___ RECORDS FOR THE TASK

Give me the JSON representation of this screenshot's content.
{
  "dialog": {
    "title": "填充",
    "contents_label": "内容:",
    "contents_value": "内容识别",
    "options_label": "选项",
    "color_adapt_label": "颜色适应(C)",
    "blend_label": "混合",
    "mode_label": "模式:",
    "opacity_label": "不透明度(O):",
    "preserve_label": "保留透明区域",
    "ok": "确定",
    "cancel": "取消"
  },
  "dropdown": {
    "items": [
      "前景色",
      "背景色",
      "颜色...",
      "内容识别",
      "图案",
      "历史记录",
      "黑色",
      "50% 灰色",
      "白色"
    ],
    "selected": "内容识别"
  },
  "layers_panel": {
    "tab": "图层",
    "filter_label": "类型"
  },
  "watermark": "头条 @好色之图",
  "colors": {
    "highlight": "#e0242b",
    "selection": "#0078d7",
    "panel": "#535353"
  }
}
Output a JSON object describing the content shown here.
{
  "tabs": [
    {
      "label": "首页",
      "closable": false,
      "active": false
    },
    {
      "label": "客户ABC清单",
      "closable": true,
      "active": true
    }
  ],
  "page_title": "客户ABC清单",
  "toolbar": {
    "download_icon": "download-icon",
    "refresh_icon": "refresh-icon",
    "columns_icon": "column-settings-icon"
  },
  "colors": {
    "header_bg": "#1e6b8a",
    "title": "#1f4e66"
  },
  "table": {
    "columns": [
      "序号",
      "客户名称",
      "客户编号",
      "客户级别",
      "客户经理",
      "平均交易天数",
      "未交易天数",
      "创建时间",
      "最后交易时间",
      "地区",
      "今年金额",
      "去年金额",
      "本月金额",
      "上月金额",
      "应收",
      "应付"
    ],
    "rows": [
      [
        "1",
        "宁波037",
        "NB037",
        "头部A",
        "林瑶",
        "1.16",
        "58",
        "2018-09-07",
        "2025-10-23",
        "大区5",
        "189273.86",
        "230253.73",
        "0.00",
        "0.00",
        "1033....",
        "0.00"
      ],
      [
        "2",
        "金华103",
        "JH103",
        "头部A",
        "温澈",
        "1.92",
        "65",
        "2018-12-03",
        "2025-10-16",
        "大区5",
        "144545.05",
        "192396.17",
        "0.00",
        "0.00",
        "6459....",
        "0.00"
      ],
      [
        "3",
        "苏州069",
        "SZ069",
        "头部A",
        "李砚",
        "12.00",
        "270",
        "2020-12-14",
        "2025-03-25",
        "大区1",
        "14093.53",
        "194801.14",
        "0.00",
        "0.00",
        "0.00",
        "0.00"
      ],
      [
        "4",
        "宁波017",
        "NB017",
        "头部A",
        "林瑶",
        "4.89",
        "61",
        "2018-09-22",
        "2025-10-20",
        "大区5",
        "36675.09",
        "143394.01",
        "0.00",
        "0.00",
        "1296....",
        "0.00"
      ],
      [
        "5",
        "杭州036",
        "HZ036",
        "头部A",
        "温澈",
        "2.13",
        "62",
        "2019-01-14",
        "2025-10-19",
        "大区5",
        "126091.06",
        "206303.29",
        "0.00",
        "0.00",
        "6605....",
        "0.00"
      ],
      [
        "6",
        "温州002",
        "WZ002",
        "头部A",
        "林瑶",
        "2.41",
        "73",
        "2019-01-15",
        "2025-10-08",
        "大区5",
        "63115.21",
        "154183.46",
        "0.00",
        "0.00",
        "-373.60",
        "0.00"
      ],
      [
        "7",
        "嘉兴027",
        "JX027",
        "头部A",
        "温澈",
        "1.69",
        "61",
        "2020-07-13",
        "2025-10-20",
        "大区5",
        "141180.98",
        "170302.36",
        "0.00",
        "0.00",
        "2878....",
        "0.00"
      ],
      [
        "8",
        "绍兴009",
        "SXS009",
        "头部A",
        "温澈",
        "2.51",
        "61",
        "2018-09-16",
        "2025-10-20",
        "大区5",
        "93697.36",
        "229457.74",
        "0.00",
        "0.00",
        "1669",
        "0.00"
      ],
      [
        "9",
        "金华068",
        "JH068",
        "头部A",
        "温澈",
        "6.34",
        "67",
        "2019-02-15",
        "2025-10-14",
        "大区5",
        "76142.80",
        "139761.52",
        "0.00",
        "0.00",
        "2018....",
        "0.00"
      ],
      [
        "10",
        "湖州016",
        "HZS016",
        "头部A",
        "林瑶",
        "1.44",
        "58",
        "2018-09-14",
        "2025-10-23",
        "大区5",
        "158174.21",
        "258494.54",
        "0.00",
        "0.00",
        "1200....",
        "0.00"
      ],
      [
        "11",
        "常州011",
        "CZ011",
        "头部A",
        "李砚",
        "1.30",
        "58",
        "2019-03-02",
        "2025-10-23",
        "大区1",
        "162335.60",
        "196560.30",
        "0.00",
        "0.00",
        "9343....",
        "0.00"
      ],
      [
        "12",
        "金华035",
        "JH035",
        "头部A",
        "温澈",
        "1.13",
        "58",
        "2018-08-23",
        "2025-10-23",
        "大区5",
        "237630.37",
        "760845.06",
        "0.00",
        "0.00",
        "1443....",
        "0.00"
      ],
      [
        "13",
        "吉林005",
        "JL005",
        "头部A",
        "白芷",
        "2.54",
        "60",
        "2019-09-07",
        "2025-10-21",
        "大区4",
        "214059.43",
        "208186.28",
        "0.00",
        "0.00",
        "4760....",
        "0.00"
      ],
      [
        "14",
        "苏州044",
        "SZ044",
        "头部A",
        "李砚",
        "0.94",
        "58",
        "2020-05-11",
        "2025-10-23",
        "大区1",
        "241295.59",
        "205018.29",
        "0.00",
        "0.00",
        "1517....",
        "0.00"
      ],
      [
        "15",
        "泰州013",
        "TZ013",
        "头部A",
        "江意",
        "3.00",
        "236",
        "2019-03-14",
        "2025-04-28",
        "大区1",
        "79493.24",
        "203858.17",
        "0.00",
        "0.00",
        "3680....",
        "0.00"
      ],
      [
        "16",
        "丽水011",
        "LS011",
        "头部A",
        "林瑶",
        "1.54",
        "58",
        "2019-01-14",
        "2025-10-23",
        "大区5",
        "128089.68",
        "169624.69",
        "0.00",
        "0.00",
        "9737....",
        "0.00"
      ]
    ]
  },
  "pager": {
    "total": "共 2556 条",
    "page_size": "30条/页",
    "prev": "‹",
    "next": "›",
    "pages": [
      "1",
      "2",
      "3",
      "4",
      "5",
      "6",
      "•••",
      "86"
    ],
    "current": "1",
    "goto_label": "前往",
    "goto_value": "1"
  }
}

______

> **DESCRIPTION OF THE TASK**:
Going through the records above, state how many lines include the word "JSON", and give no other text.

> **EXERCISE SOLUTION**:
2